Hecuba The Trojan Women Andromache
In the three great war plays contained in this volume Euripides subjects the sufferings of Troy's survivors to a harrowing examination.
The horrific brutality which both women and children undergo evokes a response of unparalleled intensity in the playwright whom Aristotle called the most tragic of the poets. Yet the new battleground of the aftermath of war is one in which the women of Troy evince an overwhelming greatness of spirit. We weep for the aged Hecuba in her name play and in The Trojan Women, yet we respond with an at times appalled admiration to her resilience amid unrelieved suffering. Andromache, the
slave-concubine of her husband's killer, endures her existence in the victor's country with a Stoic nobility. Of their time yet timeless, these plays insist on the victory of the female spirit amid the horrors visited on them by the gods and men during war.

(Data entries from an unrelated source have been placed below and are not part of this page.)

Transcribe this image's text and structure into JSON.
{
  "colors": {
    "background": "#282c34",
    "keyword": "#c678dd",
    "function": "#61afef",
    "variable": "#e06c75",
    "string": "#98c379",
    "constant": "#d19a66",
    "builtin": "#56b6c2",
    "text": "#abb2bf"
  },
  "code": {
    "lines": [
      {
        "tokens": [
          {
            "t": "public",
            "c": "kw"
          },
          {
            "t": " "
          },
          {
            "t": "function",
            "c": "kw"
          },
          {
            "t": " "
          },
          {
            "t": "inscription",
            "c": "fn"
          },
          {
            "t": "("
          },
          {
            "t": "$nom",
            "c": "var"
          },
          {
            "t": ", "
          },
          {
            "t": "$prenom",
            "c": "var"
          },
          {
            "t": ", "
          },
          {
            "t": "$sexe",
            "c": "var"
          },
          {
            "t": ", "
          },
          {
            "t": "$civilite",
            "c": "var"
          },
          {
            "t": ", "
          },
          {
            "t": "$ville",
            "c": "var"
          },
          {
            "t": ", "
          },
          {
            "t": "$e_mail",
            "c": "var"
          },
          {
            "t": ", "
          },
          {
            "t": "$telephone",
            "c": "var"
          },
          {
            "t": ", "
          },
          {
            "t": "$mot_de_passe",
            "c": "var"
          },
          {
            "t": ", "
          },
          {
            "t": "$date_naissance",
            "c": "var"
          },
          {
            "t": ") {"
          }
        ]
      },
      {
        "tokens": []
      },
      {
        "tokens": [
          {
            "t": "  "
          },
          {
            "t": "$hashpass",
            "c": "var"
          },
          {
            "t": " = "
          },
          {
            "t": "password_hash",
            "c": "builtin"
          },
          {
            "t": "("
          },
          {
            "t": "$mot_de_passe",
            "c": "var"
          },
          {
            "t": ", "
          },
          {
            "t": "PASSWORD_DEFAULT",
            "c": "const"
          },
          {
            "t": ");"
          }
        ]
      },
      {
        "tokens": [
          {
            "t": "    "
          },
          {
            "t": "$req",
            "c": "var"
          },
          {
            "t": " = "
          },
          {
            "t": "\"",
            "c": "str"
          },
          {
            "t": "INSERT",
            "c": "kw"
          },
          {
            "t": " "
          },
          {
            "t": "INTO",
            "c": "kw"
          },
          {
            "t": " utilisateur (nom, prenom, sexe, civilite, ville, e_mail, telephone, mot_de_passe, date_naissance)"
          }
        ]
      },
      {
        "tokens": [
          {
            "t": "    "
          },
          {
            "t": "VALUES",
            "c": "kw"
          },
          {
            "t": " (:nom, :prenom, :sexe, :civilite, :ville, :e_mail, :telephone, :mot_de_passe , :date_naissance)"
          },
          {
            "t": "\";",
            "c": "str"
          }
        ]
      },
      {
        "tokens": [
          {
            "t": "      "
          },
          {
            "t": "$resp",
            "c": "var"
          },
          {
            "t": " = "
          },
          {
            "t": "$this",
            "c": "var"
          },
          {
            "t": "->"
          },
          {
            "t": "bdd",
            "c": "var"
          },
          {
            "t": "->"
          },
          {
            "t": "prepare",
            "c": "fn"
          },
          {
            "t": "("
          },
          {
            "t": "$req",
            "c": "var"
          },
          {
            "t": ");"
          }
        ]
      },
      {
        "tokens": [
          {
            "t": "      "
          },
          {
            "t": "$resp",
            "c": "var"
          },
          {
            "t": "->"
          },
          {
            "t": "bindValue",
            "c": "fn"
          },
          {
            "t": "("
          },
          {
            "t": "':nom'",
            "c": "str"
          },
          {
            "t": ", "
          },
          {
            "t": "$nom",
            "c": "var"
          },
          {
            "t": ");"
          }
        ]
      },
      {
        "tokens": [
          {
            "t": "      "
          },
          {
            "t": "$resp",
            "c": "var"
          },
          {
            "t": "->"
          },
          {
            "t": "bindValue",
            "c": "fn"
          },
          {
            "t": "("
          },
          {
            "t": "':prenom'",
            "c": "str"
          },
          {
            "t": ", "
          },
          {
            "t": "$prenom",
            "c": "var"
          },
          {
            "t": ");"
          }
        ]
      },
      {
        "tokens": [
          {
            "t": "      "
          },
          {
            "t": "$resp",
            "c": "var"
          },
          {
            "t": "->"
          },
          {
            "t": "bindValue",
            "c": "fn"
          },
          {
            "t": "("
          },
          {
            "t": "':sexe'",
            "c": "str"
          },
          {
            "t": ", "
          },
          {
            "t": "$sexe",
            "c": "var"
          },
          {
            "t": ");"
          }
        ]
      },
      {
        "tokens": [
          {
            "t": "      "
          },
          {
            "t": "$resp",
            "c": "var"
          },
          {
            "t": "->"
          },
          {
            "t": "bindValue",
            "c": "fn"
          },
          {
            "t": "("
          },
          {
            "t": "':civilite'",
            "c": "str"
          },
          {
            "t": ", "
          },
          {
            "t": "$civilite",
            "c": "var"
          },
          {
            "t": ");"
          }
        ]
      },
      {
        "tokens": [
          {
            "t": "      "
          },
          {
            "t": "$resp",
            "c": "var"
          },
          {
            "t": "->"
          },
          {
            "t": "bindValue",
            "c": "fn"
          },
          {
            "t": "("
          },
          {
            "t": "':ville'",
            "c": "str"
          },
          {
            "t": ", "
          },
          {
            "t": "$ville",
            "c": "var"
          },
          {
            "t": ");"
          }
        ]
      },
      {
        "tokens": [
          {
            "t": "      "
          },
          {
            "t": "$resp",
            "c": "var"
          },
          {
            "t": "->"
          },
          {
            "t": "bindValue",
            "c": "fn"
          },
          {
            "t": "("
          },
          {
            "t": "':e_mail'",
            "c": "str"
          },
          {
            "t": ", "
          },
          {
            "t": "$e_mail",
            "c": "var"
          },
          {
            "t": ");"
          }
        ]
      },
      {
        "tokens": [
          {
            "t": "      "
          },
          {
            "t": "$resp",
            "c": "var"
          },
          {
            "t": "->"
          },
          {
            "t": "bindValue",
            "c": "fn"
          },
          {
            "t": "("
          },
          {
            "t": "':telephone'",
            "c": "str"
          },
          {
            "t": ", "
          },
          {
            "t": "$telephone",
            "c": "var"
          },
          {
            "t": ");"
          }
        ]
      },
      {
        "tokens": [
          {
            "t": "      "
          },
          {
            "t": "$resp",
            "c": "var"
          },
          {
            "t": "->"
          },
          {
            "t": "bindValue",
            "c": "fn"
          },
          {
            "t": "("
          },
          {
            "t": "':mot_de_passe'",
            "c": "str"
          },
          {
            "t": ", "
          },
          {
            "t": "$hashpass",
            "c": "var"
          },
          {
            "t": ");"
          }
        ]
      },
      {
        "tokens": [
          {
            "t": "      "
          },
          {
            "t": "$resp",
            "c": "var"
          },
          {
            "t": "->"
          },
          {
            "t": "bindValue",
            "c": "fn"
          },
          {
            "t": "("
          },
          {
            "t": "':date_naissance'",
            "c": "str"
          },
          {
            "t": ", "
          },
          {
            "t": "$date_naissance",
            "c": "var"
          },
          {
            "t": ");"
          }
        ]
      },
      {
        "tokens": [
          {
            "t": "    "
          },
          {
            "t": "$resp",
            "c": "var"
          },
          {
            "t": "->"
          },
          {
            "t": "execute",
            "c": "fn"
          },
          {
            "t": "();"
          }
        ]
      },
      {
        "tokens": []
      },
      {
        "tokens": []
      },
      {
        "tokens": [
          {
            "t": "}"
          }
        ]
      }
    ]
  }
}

ABOUT THE SERIES: For over 100 years Oxford World's Classics has made available the widest range of literature from around the globe. Each affordable volume reflects Oxford's commitment to scholarship, providing the most accurate text plus a wealth of other valuable features, including expert introductions by leading authorities, helpful notes to clarify the text, up-to-date bibliographies for further study, and much more.
Publisher: Oxford University Press
Number of pages: 224
Weight: 169 g
Dimensions: 198 x 129 x 11 mm
I imagine that everyone who teaches Greek tragedy in translation entertains a mental wish list for the ideal classroom text. . . . The volume under review, the third in a series of translations of selected plays of Euripides by the team of James Morwood and Edith Hall, comes closer to meeting these criteria than any other with which I am familiar; it is thus welcome indeed . . . This is a translation I shall definietly be ordering for my classes * Bryn Mawr Classical Review 20/09/01 *
Review from other book by this author 'Morwood's prose translations read smoothly and reflect current, idiomatic English speech...the impressively ample and up-to-date select bibliography, genuinely helpful explanatory notes for each play, useful discussion of Euripides' thought and style, and the concise, informative background information about the world in which Euripides lived all contribute to the value of this book' Review of Medea and Other
Plays * Choice *